New Delhi, Nov 23: The rapidness at which coronavirus vaccines are being developed will have a significant effect on new technologies that will help in faster drug discoveries, lowering the cost and making it more affordable for the poor, Union Health Minister Harsh Vardhan said.
The process, which used to take 10 years to produce vaccines, is now done in almost 10 months, Vardhan said while addressing the Boston Center of Excellence (BCoE) for Health and Human Development through video conference.
The health minister saluted the millions of frontline workers and elaborated India's strategy to contain the virus.
"It is not the first one and definitely not the last one. But this COVID 19 will soon be a past episode of the 21st century. Our treatment protocol for COVID patients is well defined now," a statement quoted Vardhan as saying.
"Fewer and fewer people infected are dying. We will have vaccines available very soon and the cases will significantly go down in the next few months," he said.
"The rapidness with which we have been able to create vaccines will have a cascading effect on new technologies that will help us all in the near future in faster drug discoveries, lowering the cost and making it more affordable for poorer sections of our population," Vardhan said.
"The process that used to take 10 years, now produces vaccines almost in 10 months -- developed, tested, and soon will be available in the market," he added.
The knowledge of drug discovery will also help to develop in several new frontiers, as they may enable to find a cure for many viral ailments that do not respond to antibiotics, Vardhan said, expressing hope that the research might have potential in treating superbugs.
He compared the pandemic to a "transitory state of our civilization". "We have not seen the Spanish Flu, World War I and World War II. But we are living in a phase of a silent war," he said.
The minister said India had already mastered all components of modern medicine, from antibiotics to emergency care, surgery, immunisation and vaccine, adding that the focus was now on the quality and affordability of this system, which is becoming more complex.
He elaborated that India had already made strides in remote diagnostics and treatment using the latest telemedicine technology to treat people in many remote villages of the country.
Speaking on yoga and ayurveda, Vardhan described them as India's "gift" to the world.
"The ancient knowledge and health-management system have been using nature's cure for millennia.

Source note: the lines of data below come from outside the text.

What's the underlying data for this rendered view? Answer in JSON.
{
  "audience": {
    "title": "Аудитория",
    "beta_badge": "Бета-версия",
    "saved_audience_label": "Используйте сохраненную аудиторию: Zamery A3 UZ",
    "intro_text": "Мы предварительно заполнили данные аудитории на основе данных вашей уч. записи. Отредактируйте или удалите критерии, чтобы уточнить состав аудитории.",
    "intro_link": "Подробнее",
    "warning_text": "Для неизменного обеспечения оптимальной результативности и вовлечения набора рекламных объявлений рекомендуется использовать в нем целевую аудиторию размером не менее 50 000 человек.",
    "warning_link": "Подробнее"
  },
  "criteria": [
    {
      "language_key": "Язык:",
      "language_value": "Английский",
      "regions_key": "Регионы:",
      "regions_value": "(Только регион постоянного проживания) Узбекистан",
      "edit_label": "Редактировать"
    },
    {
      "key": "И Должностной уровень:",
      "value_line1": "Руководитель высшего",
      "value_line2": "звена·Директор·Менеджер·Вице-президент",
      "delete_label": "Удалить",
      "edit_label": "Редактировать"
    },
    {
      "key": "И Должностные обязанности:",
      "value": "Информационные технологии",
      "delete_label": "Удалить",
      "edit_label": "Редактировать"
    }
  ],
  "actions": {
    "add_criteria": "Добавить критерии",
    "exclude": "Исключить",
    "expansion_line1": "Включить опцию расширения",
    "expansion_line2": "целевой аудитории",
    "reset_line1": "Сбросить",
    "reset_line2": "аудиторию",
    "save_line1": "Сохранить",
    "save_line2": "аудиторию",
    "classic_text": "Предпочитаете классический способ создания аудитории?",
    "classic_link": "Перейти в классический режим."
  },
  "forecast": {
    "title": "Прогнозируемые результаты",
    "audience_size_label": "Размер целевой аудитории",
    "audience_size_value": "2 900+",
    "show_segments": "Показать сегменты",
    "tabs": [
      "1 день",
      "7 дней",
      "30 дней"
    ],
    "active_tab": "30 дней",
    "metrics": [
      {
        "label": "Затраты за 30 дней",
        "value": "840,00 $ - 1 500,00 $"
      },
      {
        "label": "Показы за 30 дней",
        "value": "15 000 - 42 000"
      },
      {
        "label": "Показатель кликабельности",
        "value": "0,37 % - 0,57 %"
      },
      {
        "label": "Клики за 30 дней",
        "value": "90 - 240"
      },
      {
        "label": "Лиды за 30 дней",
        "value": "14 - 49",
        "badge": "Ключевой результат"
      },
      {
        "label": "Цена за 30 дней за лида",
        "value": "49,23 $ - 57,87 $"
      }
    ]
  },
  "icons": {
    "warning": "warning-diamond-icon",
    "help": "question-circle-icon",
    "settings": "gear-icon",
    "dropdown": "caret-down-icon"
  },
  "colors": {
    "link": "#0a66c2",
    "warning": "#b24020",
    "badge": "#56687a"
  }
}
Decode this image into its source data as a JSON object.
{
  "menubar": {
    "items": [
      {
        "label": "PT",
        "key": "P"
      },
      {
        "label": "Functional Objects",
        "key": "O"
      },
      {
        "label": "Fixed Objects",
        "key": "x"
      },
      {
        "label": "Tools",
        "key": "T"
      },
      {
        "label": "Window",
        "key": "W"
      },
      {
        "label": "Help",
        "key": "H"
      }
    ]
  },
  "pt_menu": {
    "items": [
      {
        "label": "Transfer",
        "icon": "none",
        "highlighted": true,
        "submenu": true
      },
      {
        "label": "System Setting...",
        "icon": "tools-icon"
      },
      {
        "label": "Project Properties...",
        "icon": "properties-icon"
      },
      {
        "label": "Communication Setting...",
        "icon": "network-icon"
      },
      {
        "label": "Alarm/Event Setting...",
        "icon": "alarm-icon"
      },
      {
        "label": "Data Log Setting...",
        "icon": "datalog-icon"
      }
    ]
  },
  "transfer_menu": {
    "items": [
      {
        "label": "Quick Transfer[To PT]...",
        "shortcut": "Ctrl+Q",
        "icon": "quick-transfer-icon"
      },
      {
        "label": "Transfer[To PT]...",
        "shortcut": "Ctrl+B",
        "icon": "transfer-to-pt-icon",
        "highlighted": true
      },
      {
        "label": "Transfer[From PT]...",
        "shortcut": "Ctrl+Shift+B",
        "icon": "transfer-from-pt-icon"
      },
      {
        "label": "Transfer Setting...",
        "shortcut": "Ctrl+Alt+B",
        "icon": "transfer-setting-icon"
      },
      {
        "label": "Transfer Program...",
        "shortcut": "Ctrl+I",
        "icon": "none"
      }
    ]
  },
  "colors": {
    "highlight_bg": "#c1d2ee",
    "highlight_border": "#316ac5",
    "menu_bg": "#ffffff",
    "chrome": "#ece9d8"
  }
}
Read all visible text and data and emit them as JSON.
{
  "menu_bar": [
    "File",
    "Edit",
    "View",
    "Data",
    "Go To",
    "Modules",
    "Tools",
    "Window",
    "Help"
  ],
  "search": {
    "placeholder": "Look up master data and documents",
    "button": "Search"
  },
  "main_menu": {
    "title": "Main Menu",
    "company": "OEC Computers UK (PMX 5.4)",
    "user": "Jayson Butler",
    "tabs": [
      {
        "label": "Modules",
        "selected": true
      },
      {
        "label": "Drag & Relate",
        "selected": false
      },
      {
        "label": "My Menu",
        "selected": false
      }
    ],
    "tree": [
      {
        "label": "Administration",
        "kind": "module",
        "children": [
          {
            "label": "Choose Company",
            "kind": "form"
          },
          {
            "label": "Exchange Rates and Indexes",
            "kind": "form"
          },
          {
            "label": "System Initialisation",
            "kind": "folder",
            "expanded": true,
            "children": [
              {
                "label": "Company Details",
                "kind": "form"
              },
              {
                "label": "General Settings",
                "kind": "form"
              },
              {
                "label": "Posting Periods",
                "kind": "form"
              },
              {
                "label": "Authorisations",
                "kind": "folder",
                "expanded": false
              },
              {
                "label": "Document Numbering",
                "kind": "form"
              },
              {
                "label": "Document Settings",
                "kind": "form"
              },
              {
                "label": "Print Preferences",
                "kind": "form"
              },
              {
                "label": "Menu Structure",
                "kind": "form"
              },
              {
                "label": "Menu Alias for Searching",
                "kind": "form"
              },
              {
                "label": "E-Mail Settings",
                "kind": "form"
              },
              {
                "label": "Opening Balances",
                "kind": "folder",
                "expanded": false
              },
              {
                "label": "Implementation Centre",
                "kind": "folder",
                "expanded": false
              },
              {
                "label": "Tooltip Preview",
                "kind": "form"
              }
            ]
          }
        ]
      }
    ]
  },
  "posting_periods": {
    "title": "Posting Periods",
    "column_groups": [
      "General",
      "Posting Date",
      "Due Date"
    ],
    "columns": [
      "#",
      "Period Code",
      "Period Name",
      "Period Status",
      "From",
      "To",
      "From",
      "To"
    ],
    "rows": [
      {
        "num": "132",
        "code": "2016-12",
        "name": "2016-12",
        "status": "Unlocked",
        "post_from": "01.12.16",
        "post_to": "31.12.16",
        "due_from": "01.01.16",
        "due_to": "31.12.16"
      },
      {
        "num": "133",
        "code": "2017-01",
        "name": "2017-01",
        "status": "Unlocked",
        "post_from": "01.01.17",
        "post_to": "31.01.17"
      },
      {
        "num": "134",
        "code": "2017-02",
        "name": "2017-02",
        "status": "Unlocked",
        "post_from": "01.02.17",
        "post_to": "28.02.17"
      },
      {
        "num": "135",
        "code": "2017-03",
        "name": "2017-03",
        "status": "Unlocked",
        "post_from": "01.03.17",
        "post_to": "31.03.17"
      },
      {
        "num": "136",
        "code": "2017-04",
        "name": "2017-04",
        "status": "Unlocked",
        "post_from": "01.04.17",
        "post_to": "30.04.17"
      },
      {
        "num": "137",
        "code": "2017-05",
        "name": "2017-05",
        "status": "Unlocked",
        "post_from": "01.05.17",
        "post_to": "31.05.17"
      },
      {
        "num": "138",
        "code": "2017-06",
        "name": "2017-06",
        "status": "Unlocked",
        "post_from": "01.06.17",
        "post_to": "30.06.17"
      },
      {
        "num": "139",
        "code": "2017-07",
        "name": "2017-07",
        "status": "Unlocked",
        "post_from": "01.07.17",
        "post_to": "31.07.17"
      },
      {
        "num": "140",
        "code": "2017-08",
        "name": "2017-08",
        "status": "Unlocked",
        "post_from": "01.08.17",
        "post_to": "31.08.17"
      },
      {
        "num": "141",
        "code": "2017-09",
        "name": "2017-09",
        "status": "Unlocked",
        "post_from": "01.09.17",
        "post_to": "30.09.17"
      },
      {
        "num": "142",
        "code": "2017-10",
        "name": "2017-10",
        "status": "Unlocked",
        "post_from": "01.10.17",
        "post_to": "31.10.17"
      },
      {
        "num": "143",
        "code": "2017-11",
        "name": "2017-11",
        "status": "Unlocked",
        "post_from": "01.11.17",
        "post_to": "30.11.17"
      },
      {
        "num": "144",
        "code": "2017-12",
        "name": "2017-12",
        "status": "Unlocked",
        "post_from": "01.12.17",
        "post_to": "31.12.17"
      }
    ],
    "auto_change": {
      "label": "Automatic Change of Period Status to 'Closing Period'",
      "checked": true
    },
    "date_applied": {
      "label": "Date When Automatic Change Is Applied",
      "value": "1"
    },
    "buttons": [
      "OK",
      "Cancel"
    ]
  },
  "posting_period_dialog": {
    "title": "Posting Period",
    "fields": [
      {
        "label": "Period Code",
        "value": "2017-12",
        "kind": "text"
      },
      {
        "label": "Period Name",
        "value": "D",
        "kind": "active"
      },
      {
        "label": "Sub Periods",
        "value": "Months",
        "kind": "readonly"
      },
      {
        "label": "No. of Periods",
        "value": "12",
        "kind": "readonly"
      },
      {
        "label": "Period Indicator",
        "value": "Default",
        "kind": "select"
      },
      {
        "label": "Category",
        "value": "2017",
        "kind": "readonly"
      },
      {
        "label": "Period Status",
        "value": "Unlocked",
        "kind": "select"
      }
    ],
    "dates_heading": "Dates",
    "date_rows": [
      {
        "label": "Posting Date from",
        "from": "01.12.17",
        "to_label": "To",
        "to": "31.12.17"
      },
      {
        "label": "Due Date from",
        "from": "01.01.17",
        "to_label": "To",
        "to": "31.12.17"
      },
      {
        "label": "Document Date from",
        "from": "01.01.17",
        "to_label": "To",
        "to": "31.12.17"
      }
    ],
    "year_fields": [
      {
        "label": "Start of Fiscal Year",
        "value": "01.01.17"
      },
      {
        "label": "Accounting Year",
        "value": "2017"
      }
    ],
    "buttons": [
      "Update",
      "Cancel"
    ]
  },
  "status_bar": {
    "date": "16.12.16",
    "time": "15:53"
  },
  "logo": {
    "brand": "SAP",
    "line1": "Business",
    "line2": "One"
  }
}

The time has come for modern medicine and India's traditional system to go together with an integrative approach to impact our lives and much better disease outcomes," he said.
Vardhan invited knowledge and technology experts, and inventors to come to India, join hands with the country's scientists and experts, and create a great collaborative platform to heal people all round the globe, the statement added.